• **SOURCE MATERIAL**
• • •
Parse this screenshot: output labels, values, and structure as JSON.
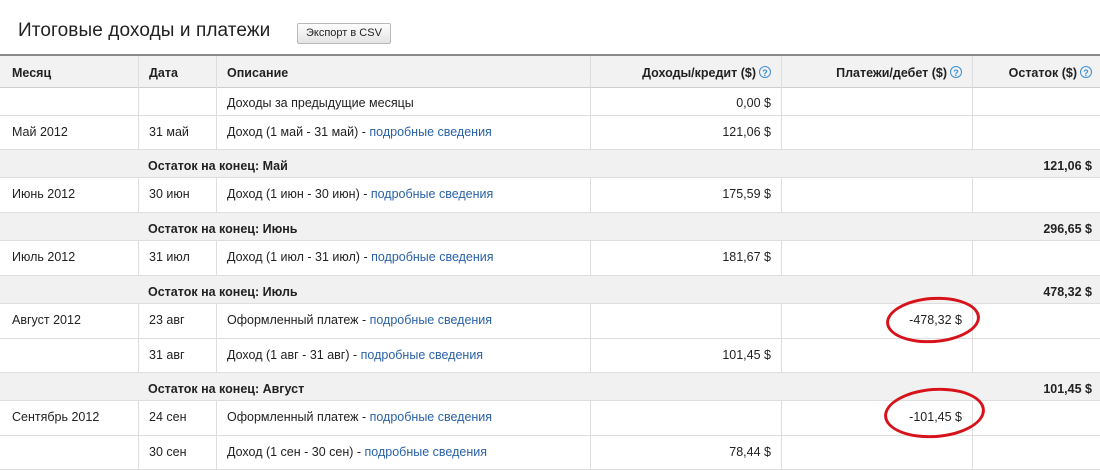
{
  "page": {
    "title": "Итоговые доходы и платежи",
    "export_label": "Экспорт в CSV"
  },
  "table": {
    "columns": {
      "month": "Месяц",
      "date": "Дата",
      "description": "Описание",
      "income": "Доходы/кредит ($)",
      "payments": "Платежи/дебет ($)",
      "balance": "Остаток ($)"
    },
    "help_glyph": "?",
    "details_link": "подробные сведения",
    "link_separator": " - ",
    "rows": [
      {
        "month": "",
        "date": "",
        "desc": "Доходы за предыдущие месяцы",
        "income": "0,00 $",
        "payment": "",
        "has_link": false
      },
      {
        "month": "Май 2012",
        "date": "31 май",
        "desc": "Доход (1 май - 31 май)",
        "income": "121,06 $",
        "payment": "",
        "has_link": true
      },
      {
        "total_label": "Остаток на конец: Май",
        "balance": "121,06 $"
      },
      {
        "month": "Июнь 2012",
        "date": "30 июн",
        "desc": "Доход (1 июн - 30 июн)",
        "income": "175,59 $",
        "payment": "",
        "has_link": true
      },
      {
        "total_label": "Остаток на конец: Июнь",
        "balance": "296,65 $"
      },
      {
        "month": "Июль 2012",
        "date": "31 июл",
        "desc": "Доход (1 июл - 31 июл)",
        "income": "181,67 $",
        "payment": "",
        "has_link": true
      },
      {
        "total_label": "Остаток на конец: Июль",
        "balance": "478,32 $"
      },
      {
        "month": "Август 2012",
        "date": "23 авг",
        "desc": "Оформленный платеж",
        "income": "",
        "payment": "-478,32 $",
        "has_link": true
      },
      {
        "month": "",
        "date": "31 авг",
        "desc": "Доход (1 авг - 31 авг)",
        "income": "101,45 $",
        "payment": "",
        "has_link": true
      },
      {
        "total_label": "Остаток на конец: Август",
        "balance": "101,45 $"
      },
      {
        "month": "Сентябрь 2012",
        "date": "24 сен",
        "desc": "Оформленный платеж",
        "income": "",
        "payment": "-101,45 $",
        "has_link": true
      },
      {
        "month": "",
        "date": "30 сен",
        "desc": "Доход (1 сен - 30 сен)",
        "income": "78,44 $",
        "payment": "",
        "has_link": true
      }
    ]
  },
  "colors": {
    "link": "#2a62a8",
    "annotation": "#d8121b",
    "help_icon": "#3a8fd6"
  }
}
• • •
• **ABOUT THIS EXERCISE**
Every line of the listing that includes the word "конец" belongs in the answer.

• **PROBLEM SOLUTION**
        "total_label": "Остаток на конец: Май",
        "total_label": "Остаток на конец: Июнь",
        "total_label": "Остаток на конец: Июль",
        "total_label": "Остаток на конец: Август",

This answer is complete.